» PROBLEM DETAILS
A full and exact copy of the listing that follows is needed.

::::::::

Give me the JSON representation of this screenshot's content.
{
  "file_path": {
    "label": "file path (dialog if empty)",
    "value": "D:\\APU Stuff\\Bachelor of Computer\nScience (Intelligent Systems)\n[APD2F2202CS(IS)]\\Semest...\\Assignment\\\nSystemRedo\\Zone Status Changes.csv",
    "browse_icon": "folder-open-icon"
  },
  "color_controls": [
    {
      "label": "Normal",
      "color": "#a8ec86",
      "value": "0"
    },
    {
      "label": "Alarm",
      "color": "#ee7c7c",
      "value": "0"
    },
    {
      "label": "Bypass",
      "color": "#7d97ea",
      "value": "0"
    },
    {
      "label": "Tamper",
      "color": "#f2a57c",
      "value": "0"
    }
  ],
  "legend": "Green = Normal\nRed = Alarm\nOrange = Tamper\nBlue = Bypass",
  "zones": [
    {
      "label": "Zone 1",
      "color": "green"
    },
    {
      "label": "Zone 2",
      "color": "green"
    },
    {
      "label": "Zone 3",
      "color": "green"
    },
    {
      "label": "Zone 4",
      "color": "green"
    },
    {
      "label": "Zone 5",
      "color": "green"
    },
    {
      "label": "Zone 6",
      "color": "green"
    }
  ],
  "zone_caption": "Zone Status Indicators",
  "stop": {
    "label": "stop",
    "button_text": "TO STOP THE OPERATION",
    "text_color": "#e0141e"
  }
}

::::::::

» ANSWER SPACE
Give me the JSON representation of this screenshot's content.
{
  "file_path": {
    "label": "file path (dialog if empty)",
    "value": "D:\\APU Stuff\\Bachelor of Computer\nScience (Intelligent Systems)\n[APD2F2202CS(IS)]\\Semest...\\Assignment\\\nSystemRedo\\Zone Status Changes.csv",
    "browse_icon": "folder-open-icon"
  },
  "color_controls": [
    {
      "label": "Normal",
      "color": "#a8ec86",
      "value": "0"
    },
    {
      "label": "Alarm",
      "color": "#ee7c7c",
      "value": "0"
    },
    {
      "label": "Bypass",
      "color": "#7d97ea",
      "value": "0"
    },
    {
      "label": "Tamper",
      "color": "#f2a57c",
      "value": "0"
    }
  ],
  "legend": "Green = Normal\nRed = Alarm\nOrange = Tamper\nBlue = Bypass",
  "zones": [
    {
      "label": "Zone 1",
      "color": "green"
    },
    {
      "label": "Zone 2",
      "color": "green"
    },
    {
      "label": "Zone 3",
      "color": "green"
    },
    {
      "label": "Zone 4",
      "color": "green"
    },
    {
      "label": "Zone 5",
      "color": "green"
    },
    {
      "label": "Zone 6",
      "color": "green"
    }
  ],
  "zone_caption": "Zone Status Indicators",
  "stop": {
    "label": "stop",
    "button_text": "TO STOP THE OPERATION",
    "text_color": "#e0141e"
  }
}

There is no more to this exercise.